Task brief:
Going through the lines below, tally those that include "DivX", and give only the number.
........
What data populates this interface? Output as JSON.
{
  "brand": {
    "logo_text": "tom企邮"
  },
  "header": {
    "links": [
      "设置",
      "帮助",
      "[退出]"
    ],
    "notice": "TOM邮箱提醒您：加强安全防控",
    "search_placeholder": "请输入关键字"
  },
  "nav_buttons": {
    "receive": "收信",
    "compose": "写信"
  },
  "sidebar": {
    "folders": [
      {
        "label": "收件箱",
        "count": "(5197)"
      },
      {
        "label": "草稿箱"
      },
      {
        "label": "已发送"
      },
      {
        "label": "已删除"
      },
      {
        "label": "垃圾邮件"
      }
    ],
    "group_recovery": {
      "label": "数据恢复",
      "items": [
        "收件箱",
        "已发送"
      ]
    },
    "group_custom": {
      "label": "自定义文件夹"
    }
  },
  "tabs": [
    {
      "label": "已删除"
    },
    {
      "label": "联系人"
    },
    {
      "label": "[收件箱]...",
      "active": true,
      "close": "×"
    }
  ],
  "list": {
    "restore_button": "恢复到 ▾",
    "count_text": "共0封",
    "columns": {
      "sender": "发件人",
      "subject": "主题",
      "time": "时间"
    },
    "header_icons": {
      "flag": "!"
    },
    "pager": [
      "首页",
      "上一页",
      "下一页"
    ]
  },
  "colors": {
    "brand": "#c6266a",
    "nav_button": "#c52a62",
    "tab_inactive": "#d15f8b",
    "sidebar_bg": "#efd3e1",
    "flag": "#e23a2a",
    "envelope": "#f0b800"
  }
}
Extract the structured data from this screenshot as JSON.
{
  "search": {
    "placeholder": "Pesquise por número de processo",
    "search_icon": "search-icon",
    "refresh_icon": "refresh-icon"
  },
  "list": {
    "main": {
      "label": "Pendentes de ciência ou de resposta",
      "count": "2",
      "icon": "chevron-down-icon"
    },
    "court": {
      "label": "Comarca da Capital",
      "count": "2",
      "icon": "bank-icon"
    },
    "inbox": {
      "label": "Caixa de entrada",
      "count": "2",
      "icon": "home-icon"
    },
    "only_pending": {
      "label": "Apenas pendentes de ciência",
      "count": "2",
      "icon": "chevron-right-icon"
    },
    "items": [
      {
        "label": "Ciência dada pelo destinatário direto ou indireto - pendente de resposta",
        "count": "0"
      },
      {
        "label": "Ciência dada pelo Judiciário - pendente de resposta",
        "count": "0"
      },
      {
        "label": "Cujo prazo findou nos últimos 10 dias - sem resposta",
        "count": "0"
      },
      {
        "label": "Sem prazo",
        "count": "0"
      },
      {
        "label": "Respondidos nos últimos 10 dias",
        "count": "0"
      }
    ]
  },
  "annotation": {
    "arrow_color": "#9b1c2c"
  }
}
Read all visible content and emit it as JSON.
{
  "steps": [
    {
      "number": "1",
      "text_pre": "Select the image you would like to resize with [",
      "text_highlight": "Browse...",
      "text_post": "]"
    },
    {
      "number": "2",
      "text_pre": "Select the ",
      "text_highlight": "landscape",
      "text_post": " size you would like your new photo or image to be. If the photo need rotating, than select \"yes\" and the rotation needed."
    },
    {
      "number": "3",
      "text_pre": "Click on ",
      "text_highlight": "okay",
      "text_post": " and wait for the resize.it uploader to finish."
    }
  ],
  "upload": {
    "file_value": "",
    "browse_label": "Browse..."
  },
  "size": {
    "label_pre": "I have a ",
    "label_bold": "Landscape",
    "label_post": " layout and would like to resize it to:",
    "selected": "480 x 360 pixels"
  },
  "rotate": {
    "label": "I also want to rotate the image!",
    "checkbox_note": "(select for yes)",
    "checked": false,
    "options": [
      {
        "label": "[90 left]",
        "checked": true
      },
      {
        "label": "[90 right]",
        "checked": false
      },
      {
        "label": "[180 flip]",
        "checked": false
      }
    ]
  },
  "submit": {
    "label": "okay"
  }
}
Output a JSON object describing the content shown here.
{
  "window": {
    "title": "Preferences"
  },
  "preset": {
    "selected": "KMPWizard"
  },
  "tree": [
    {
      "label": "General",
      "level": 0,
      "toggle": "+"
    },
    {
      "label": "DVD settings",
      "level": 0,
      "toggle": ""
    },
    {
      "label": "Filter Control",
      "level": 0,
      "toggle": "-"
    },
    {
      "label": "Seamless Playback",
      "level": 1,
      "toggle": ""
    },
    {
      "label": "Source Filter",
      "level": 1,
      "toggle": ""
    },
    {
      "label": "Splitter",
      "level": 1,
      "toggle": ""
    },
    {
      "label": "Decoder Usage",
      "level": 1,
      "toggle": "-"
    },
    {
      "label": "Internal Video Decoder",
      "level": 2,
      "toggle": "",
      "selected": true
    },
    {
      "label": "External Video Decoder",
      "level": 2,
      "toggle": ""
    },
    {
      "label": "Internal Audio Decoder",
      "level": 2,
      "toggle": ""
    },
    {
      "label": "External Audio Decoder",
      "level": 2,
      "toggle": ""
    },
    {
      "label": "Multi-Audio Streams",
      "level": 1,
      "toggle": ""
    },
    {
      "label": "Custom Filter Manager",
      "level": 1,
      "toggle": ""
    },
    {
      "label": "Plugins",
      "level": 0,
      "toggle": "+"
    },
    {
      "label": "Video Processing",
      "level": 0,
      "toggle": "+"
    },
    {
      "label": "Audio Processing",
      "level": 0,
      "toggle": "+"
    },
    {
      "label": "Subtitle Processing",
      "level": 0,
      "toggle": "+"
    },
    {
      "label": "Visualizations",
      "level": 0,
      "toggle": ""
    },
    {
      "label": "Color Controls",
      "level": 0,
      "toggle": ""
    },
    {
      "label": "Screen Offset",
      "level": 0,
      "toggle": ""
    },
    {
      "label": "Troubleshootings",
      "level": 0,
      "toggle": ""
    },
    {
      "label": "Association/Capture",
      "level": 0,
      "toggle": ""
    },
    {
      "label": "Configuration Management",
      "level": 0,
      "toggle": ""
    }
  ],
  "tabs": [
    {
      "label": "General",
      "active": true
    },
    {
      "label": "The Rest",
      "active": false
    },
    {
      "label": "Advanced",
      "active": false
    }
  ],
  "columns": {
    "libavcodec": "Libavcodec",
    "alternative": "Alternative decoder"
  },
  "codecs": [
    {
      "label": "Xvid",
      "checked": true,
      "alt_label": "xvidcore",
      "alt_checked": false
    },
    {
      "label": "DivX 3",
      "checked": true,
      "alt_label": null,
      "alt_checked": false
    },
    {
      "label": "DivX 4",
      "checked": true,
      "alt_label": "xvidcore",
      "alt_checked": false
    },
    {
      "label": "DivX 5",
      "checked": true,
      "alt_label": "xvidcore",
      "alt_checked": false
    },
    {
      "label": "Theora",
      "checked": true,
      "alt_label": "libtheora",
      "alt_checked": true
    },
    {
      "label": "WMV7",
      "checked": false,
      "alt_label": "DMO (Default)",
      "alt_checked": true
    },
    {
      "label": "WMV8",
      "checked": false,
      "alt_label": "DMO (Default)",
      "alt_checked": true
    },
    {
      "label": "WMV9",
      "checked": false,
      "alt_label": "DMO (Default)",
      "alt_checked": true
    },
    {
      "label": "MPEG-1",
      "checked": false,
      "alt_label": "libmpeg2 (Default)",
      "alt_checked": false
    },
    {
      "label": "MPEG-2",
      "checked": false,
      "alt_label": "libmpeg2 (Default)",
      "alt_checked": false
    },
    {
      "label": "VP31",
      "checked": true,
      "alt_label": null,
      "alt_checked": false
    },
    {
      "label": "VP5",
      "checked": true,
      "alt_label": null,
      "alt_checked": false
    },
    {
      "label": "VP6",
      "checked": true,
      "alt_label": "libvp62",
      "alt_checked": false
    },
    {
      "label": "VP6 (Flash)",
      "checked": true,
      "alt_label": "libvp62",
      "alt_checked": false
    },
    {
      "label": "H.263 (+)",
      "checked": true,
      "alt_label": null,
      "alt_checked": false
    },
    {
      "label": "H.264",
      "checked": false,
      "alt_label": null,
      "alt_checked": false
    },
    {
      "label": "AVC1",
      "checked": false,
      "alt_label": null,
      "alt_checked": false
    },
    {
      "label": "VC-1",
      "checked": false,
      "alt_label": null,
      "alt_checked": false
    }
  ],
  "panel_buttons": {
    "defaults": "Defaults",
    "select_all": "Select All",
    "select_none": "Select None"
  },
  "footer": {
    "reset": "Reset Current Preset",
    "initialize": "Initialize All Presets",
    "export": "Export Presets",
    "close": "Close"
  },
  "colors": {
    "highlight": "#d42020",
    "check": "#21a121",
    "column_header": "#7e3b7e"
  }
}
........
Exercise answer:
3